─── DATA EXTRACT ───

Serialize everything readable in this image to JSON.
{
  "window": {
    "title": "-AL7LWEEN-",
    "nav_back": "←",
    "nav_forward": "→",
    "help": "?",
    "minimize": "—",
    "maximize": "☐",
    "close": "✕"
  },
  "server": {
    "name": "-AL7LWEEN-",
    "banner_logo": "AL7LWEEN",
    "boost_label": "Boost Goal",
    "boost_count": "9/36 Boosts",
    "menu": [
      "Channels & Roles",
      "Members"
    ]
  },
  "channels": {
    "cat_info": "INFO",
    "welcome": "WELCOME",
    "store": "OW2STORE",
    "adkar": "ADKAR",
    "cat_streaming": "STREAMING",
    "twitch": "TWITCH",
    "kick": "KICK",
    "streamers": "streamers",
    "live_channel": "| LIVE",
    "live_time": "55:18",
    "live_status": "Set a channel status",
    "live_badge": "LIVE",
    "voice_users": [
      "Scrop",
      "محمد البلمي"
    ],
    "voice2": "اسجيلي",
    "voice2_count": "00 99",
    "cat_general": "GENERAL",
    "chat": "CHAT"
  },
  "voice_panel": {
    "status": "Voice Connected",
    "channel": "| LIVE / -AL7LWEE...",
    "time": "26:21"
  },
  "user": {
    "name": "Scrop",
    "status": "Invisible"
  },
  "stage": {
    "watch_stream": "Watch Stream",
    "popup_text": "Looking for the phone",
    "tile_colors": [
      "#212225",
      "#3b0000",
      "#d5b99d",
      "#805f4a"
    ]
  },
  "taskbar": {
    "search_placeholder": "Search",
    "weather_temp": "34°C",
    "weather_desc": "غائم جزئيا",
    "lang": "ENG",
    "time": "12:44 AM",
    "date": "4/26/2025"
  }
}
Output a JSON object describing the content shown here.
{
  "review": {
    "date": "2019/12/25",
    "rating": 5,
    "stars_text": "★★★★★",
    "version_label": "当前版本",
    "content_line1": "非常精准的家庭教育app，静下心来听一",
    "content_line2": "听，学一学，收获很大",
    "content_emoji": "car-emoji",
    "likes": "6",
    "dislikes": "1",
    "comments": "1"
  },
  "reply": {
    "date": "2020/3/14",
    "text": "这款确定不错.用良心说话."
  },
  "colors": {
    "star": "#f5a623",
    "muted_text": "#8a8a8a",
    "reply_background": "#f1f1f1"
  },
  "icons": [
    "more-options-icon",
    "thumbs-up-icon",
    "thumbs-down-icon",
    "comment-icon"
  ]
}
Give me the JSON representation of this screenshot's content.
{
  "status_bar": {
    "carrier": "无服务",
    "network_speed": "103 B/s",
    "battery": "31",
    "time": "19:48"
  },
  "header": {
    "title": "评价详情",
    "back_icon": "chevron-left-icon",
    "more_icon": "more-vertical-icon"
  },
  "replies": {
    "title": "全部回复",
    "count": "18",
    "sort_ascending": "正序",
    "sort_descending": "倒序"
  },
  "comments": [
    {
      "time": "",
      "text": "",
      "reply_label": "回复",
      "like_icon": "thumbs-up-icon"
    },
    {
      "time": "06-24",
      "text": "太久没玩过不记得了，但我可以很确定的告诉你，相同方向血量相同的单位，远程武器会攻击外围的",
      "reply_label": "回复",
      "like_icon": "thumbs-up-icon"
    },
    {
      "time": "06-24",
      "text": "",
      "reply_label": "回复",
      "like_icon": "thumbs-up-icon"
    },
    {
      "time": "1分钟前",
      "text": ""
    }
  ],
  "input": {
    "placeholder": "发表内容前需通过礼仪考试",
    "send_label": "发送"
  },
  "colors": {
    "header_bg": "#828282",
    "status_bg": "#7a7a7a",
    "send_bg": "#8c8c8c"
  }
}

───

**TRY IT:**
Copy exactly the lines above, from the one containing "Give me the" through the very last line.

**ANSWER BOX:**
Give me the JSON representation of this screenshot's content.
{
  "status_bar": {
    "carrier": "无服务",
    "network_speed": "103 B/s",
    "battery": "31",
    "time": "19:48"
  },
  "header": {
    "title": "评价详情",
    "back_icon": "chevron-left-icon",
    "more_icon": "more-vertical-icon"
  },
  "replies": {
    "title": "全部回复",
    "count": "18",
    "sort_ascending": "正序",
    "sort_descending": "倒序"
  },
  "comments": [
    {
      "time": "",
      "text": "",
      "reply_label": "回复",
      "like_icon": "thumbs-up-icon"
    },
    {
      "time": "06-24",
      "text": "太久没玩过不记得了，但我可以很确定的告诉你，相同方向血量相同的单位，远程武器会攻击外围的",
      "reply_label": "回复",
      "like_icon": "thumbs-up-icon"
    },
    {
      "time": "06-24",
      "text": "",
      "reply_label": "回复",
      "like_icon": "thumbs-up-icon"
    },
    {
      "time": "1分钟前",
      "text": ""
    }
  ],
  "input": {
    "placeholder": "发表内容前需通过礼仪考试",
    "send_label": "发送"
  },
  "colors": {
    "header_bg": "#828282",
    "status_bg": "#7a7a7a",
    "send_bg": "#8c8c8c"
  }
}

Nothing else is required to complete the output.